Feb 8, 2009 personal
I don’t know why, but the term “sophomore heaven” came to mind the other day. It has been well over a decade since I’ve heard or even thought of this term, and some reason I flashed on it.
What is it?
Sophomore Heaven was a common term used back in my high school. In my district, to help with school population freshmen actually attended middle schools as the senior class (I can’t remember if that was state-wide or a county thing), so sophomores were the underlings, and thus the ones who received the blunt of all the junior and senior hi-jinks. One tradition was that during school assemblies, sophomores were required to sit in the balcony of the auditorium, while the main floor was reserved for seniors and juniors. If a sophomore was caught trying to be stealthy and sit on the main floor, a spotlight was placed on him and he was not-so-graciously escorted back to “sophomore heaven” by the Usher Squad (of which I was a member in both my jr. and sr. years) with much fanfare and heckling from all members of the audience.
It’s interesting that as you get older, the ages of people you associate with mean less and less. In high school, most kids would only associate with other kids of the same class. Sometimes the junior class would hang out with seniors, and sophomores with the juniors. But rarely did you see sophomores and seniors in the same groups together. Some of those lines still remained true during college. But once you enter the workforce, age difference means less and less. I’ve reported to bosses and business owners younger than me (and I was in my 20′s), but I’ve also employed people older than me. Socially speaking, nothing has quite been like the experience that high school was.

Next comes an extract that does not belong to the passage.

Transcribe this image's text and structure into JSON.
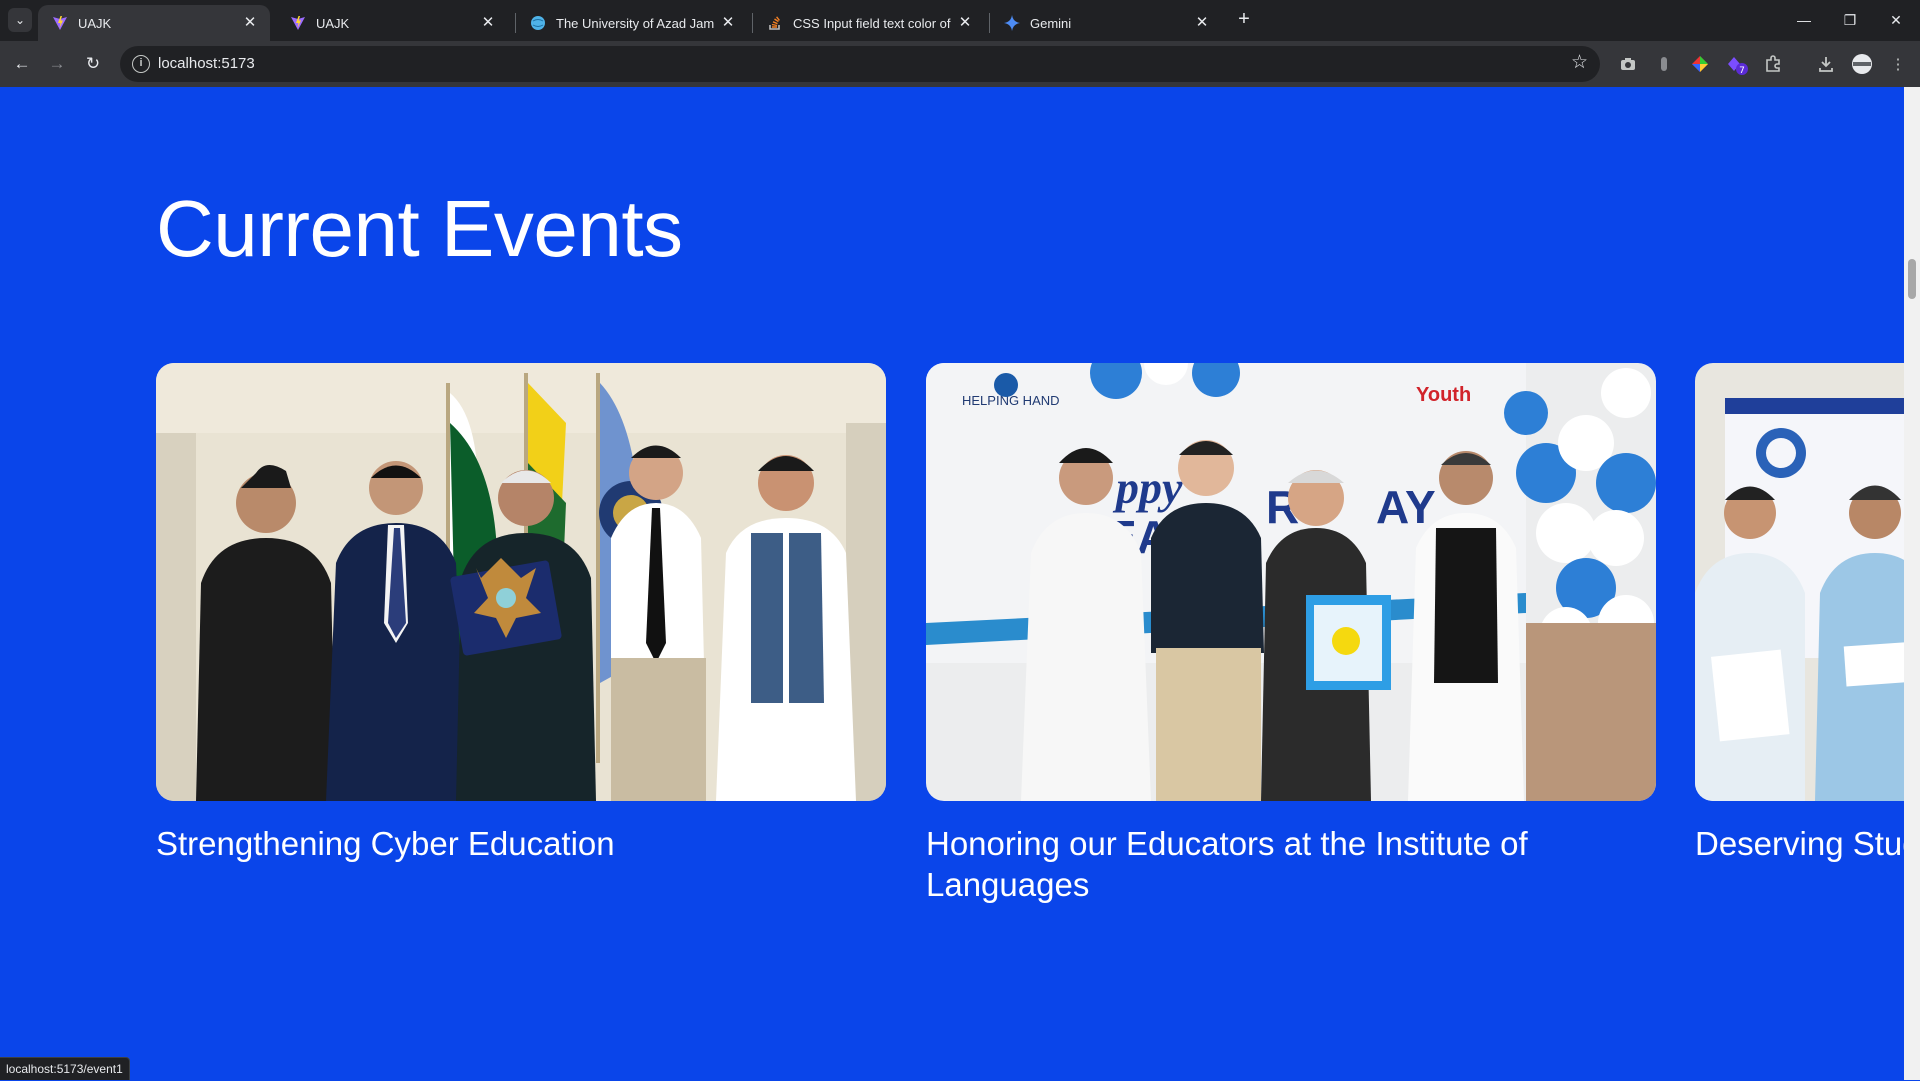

It’s funny, that social sites like Facebook are starting to work as an active memory for those old social lines. In the past few weeks, I’ve had many high school and college friends add me to their friends list. It’s weird because I haven not spoken to most of them since our graduation party, and some of them since before then. Once I graduated High School, I never really turned my back. I was gone. Along with many of the great friendships that I had created. I embarked in search of a new life, found it, and moved on. (I haven’t even looked at my yearbooks in the 11 years since graduating.) But, as with any part of my history, my high school past is still a deep part of me. And thanks to Facebook, its starting to catch up with me.

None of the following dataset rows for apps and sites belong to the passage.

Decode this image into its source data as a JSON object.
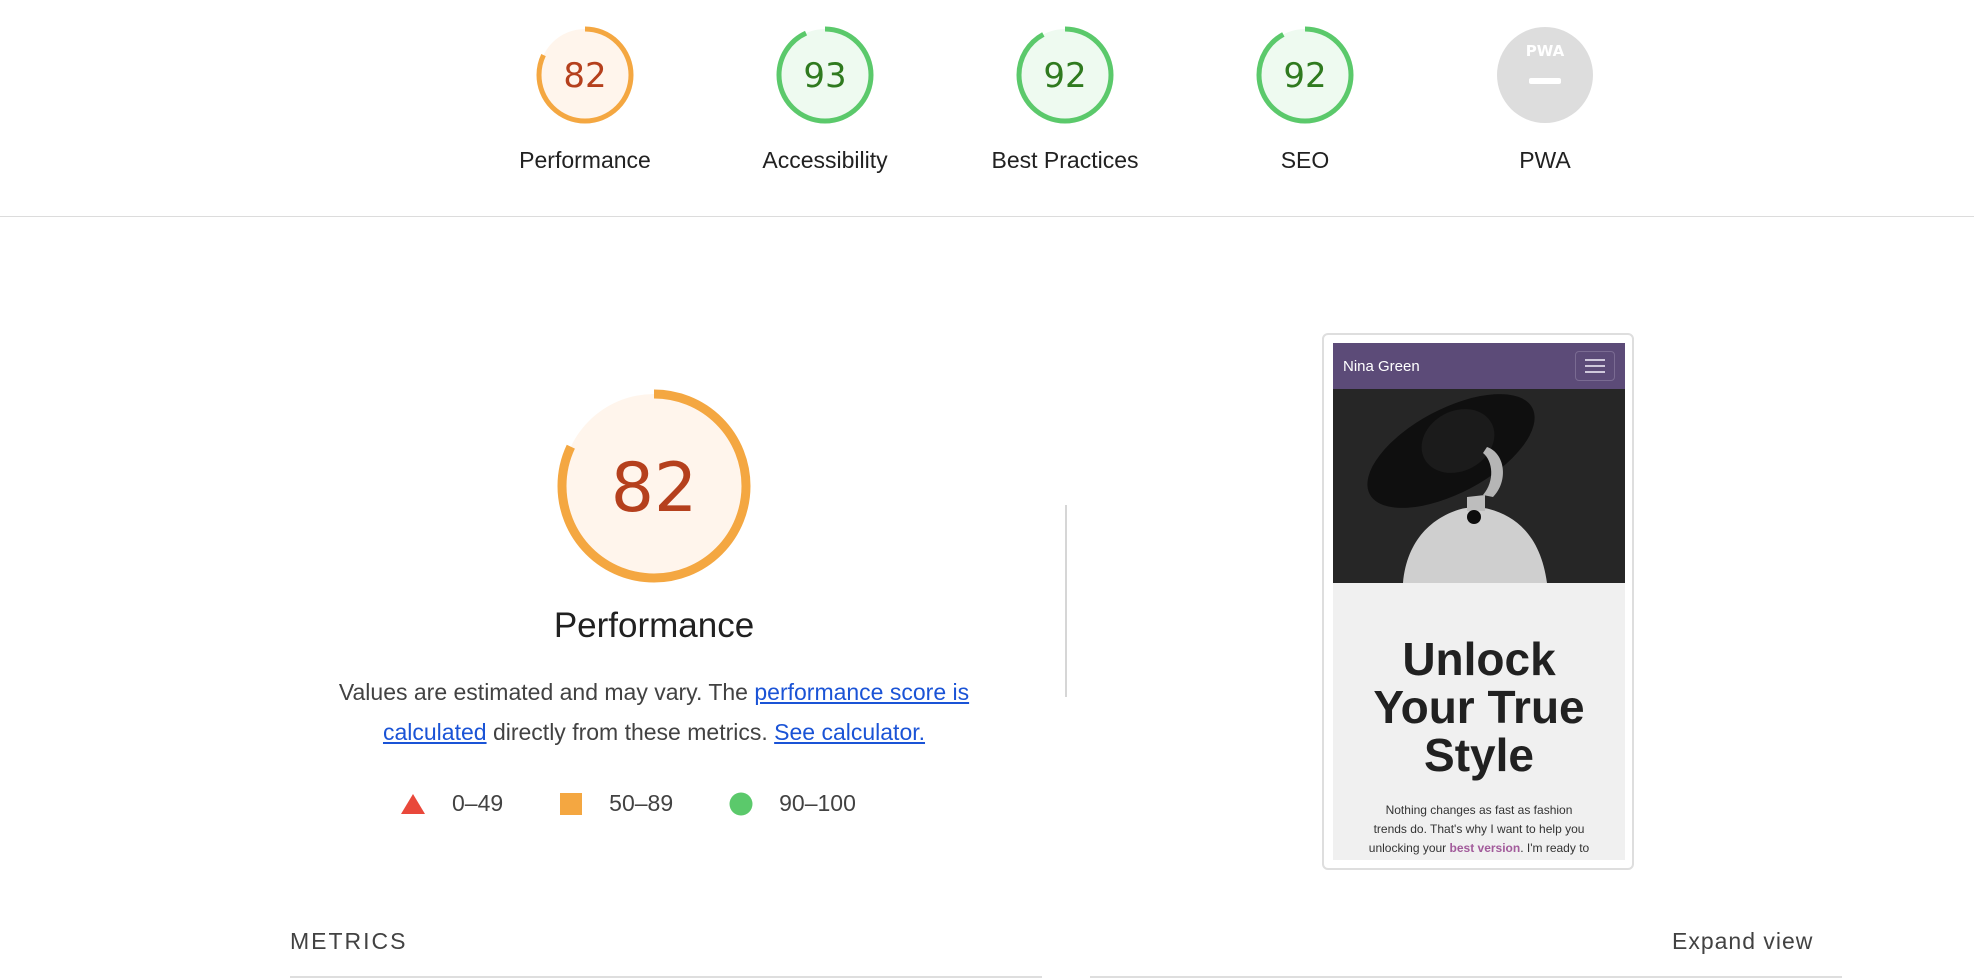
{
  "categories": [
    {
      "label": "Performance",
      "score": "82",
      "status": "average"
    },
    {
      "label": "Accessibility",
      "score": "93",
      "status": "pass"
    },
    {
      "label": "Best Practices",
      "score": "92",
      "status": "pass"
    },
    {
      "label": "SEO",
      "score": "92",
      "status": "pass"
    },
    {
      "label": "PWA",
      "score": "",
      "badge_text": "PWA",
      "status": "na"
    }
  ],
  "performance": {
    "score": "82",
    "title": "Performance",
    "desc_prefix": "Values are estimated and may vary. The ",
    "desc_link1": "performance score is calculated",
    "desc_middle": " directly from these metrics. ",
    "desc_link2": "See calculator."
  },
  "legend": [
    {
      "range": "0–49",
      "shape": "triangle",
      "color": "#e9483b"
    },
    {
      "range": "50–89",
      "shape": "square",
      "color": "#f4a741"
    },
    {
      "range": "90–100",
      "shape": "circle",
      "color": "#5bc96b"
    }
  ],
  "screenshot": {
    "brand": "Nina Green",
    "heading_lines": [
      "Unlock",
      "Your True",
      "Style"
    ],
    "body_lines": [
      "Nothing changes as fast as fashion",
      "trends do. That's why I want to help you"
    ],
    "body_line3_prefix": "unlocking your ",
    "body_line3_highlight": "best version",
    "body_line3_suffix": ". I'm ready to"
  },
  "metrics": {
    "title": "METRICS",
    "expand_label": "Expand view"
  },
  "colors": {
    "average_ring": "#f4a741",
    "average_text": "#b5401d",
    "average_fill": "#fff5ec",
    "pass_ring": "#5bc96b",
    "pass_text": "#2f7a1f",
    "pass_fill": "#eefaf0",
    "na_fill": "#dddddd",
    "link": "#1a53d6",
    "nav_bg": "#5c4b78"
  }
}
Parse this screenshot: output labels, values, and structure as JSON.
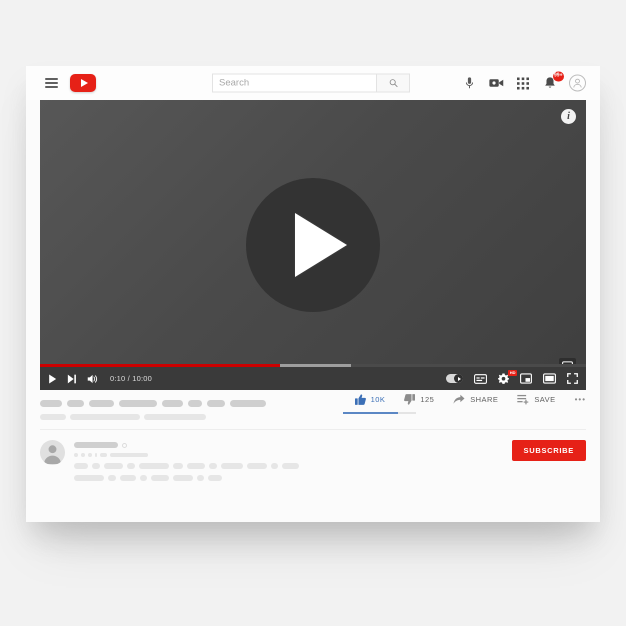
{
  "header": {
    "menu_icon": "hamburger-icon",
    "logo_icon": "youtube-logo",
    "search": {
      "placeholder": "Search",
      "value": "",
      "button_icon": "search-icon"
    },
    "icons": [
      {
        "name": "microphone-icon"
      },
      {
        "name": "video-camera-icon"
      },
      {
        "name": "apps-grid-icon"
      },
      {
        "name": "notifications-bell-icon",
        "badge": "99+"
      },
      {
        "name": "account-avatar-icon"
      }
    ]
  },
  "player": {
    "info_button_label": "i",
    "info_icon": "info-icon",
    "miniplayer_icon": "miniplayer-icon",
    "play_icon": "play-icon",
    "progress": {
      "played_percent": 44,
      "buffered_percent": 57,
      "played_color": "#cc0000",
      "buffer_color": "#9e9e9e",
      "track_color": "#4a4a4a"
    },
    "controls": {
      "play_icon": "play-icon",
      "next_icon": "next-track-icon",
      "volume_icon": "volume-icon",
      "time": "0:10 / 10:00",
      "current_time": "0:10",
      "duration": "10:00",
      "autoplay_icon": "autoplay-toggle",
      "subtitles_icon": "subtitles-cc-icon",
      "settings_icon": "settings-gear-icon",
      "settings_badge": "HD",
      "miniplayer_icon": "miniplayer-icon",
      "theater_icon": "theater-mode-icon",
      "fullscreen_icon": "fullscreen-icon"
    }
  },
  "video_meta": {
    "title_placeholder_widths": [
      22,
      17,
      25,
      38,
      21,
      14,
      18,
      36
    ],
    "meta_placeholder_widths": [
      26,
      70,
      62
    ],
    "meta_separator": "·"
  },
  "actions": [
    {
      "name": "like",
      "icon": "thumbs-up-icon",
      "label": "10K",
      "active": true,
      "color": "#3b6fb6"
    },
    {
      "name": "dislike",
      "icon": "thumbs-down-icon",
      "label": "125",
      "active": false
    },
    {
      "name": "share",
      "icon": "share-arrow-icon",
      "label": "SHARE",
      "active": false
    },
    {
      "name": "save",
      "icon": "save-playlist-icon",
      "label": "SAVE",
      "active": false
    },
    {
      "name": "more",
      "icon": "more-horizontal-icon",
      "label": "•••",
      "active": false
    }
  ],
  "rating_bar": {
    "liked_percent": 75,
    "fill_color": "#5b87c4",
    "track_color": "#e4e4e4"
  },
  "channel": {
    "avatar_icon": "channel-avatar-icon",
    "name_placeholder_width": 44,
    "verified_icon": "verified-badge-icon",
    "subs_placeholder_widths": [
      4,
      4,
      4,
      2,
      7,
      38
    ],
    "description_line1_widths": [
      14,
      8,
      19,
      8,
      30,
      10,
      18,
      8,
      22,
      20,
      7,
      17
    ],
    "description_line2_widths": [
      30,
      8,
      16,
      7,
      18,
      20,
      7,
      14
    ],
    "subscribe_label": "SUBSCRIBE",
    "subscribe_color": "#e62117"
  },
  "theme": {
    "page_background": "#f2f2f2",
    "card_background": "#fbfbfb",
    "brand_red": "#e62117",
    "player_background": "#4a4a4a"
  }
}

One of my favorite shows is Friday Night Lights. Not because I used to play football (4th or 5th string defensive end if I recall correctly), but because I really enjoy how accurately portrayed and well written the story lines are. Watching that show has brought a flood of memories back to me that I thought I had suppressed. From traditions like pep rallies, dances, and student elections, to teenage stresses such as studying, worrying about graduating and getting into college, and tests, to high school drama such as girlfriends, fights, cross-town rivalries, and cliques. I always thought high school was rough for me, but as I got older, I realized it was rough for everyone. Some while they were there, others once they left.
Knowing this is written publicly and anyone from my past can run across it at anytime, I’ve got to say something: To the 1996 class of Layton High School, thank you! Thank you to those who I played football, Ultimate Frisbee, basketball or baseball with, to those I ran track or threw boomerangs with, to those in video productions, business clubs, and programming, to those girlfriends and girls-I-wished-were-girlfriends, to those tight-knit group of friends, to the teachers, coaches and staff: THANK YOU! I am who I am because of you. And I’m doing just fine!
Tags: high school
Sidenote: One thing is for sure, Sports marketers get it. I see them all over the social grid. They are where the fans are!